### AIM OF THE TASK
From the records that follow, give the number of lines that include the word "download", with no further words.

### ENTRIES SHOWN
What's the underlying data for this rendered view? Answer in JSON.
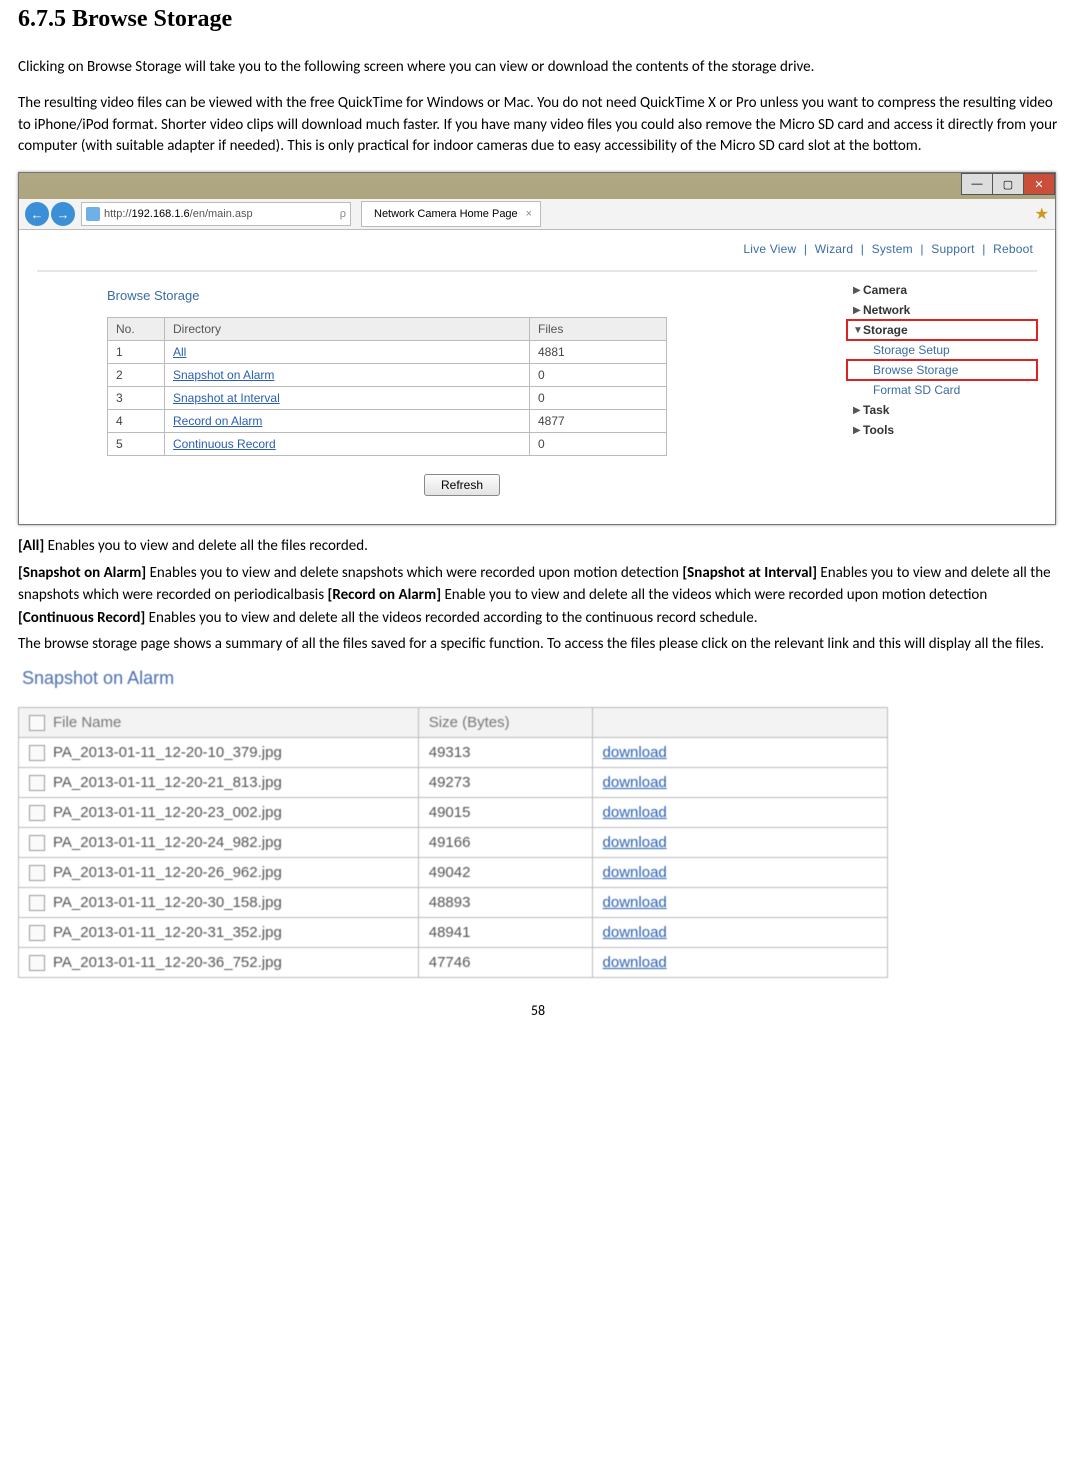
{
  "heading": "6.7.5    Browse Storage",
  "para1": "Clicking on Browse Storage will take you to the following screen where you can view or download the contents of the storage drive.",
  "para2": "The resulting video files can be viewed with the free QuickTime for Windows or Mac. You do not need QuickTime X or Pro unless you want to compress the resulting video to iPhone/iPod format. Shorter video clips will download much faster. If you have many video files you could also remove the Micro SD card and access it directly from your computer (with suitable adapter if needed). This is only practical for indoor cameras due to easy accessibility of the Micro SD card slot at the bottom.",
  "browser": {
    "url_prefix": "http://",
    "url_host": "192.168.1.6",
    "url_path": "/en/main.asp",
    "search_hint": "ρ",
    "tab_title": "Network Camera Home Page",
    "nav_back": "←",
    "nav_fwd": "→",
    "min": "—",
    "max": "▢",
    "close": "✕"
  },
  "camera": {
    "topnav": [
      "Live View",
      "Wizard",
      "System",
      "Support",
      "Reboot"
    ],
    "panel_title": "Browse Storage",
    "headers": {
      "no": "No.",
      "dir": "Directory",
      "files": "Files"
    },
    "rows": [
      {
        "no": "1",
        "dir": "All",
        "files": "4881"
      },
      {
        "no": "2",
        "dir": "Snapshot on Alarm",
        "files": "0"
      },
      {
        "no": "3",
        "dir": "Snapshot at Interval",
        "files": "0"
      },
      {
        "no": "4",
        "dir": "Record on Alarm",
        "files": "4877"
      },
      {
        "no": "5",
        "dir": "Continuous Record",
        "files": "0"
      }
    ],
    "refresh": "Refresh",
    "side": {
      "camera": "Camera",
      "network": "Network",
      "storage": "Storage",
      "storage_sub": [
        "Storage Setup",
        "Browse Storage",
        "Format SD Card"
      ],
      "task": "Task",
      "tools": "Tools"
    }
  },
  "desc": {
    "l1a": "[All] ",
    "l1b": "Enables you to view and delete all the files recorded.",
    "l2a": "[Snapshot on Alarm] ",
    "l2b": "Enables you to view and delete snapshots which were recorded upon motion detection ",
    "l2c": "[Snapshot at Interval] ",
    "l2d": "Enables you to view and delete all the snapshots which were recorded on periodicalbasis ",
    "l2e": "[Record on Alarm] ",
    "l2f": "Enable you to view and delete all the videos which were recorded upon motion detection ",
    "l2g": "[Continuous Record] ",
    "l2h": "Enables you to view and delete all the videos recorded according to the continuous record schedule.",
    "l3": "The browse storage page shows a summary of all the files saved for a specific function. To access the files please click on the relevant link and this will display all the files."
  },
  "snap": {
    "title": "Snapshot on Alarm",
    "headers": {
      "name": "File Name",
      "size": "Size (Bytes)",
      "dl": ""
    },
    "download": "download",
    "rows": [
      {
        "name": "PA_2013-01-11_12-20-10_379.jpg",
        "size": "49313"
      },
      {
        "name": "PA_2013-01-11_12-20-21_813.jpg",
        "size": "49273"
      },
      {
        "name": "PA_2013-01-11_12-20-23_002.jpg",
        "size": "49015"
      },
      {
        "name": "PA_2013-01-11_12-20-24_982.jpg",
        "size": "49166"
      },
      {
        "name": "PA_2013-01-11_12-20-26_962.jpg",
        "size": "49042"
      },
      {
        "name": "PA_2013-01-11_12-20-30_158.jpg",
        "size": "48893"
      },
      {
        "name": "PA_2013-01-11_12-20-31_352.jpg",
        "size": "48941"
      },
      {
        "name": "PA_2013-01-11_12-20-36_752.jpg",
        "size": "47746"
      }
    ]
  },
  "page_number": "58"
}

### OUTPUT OF THE TASK
3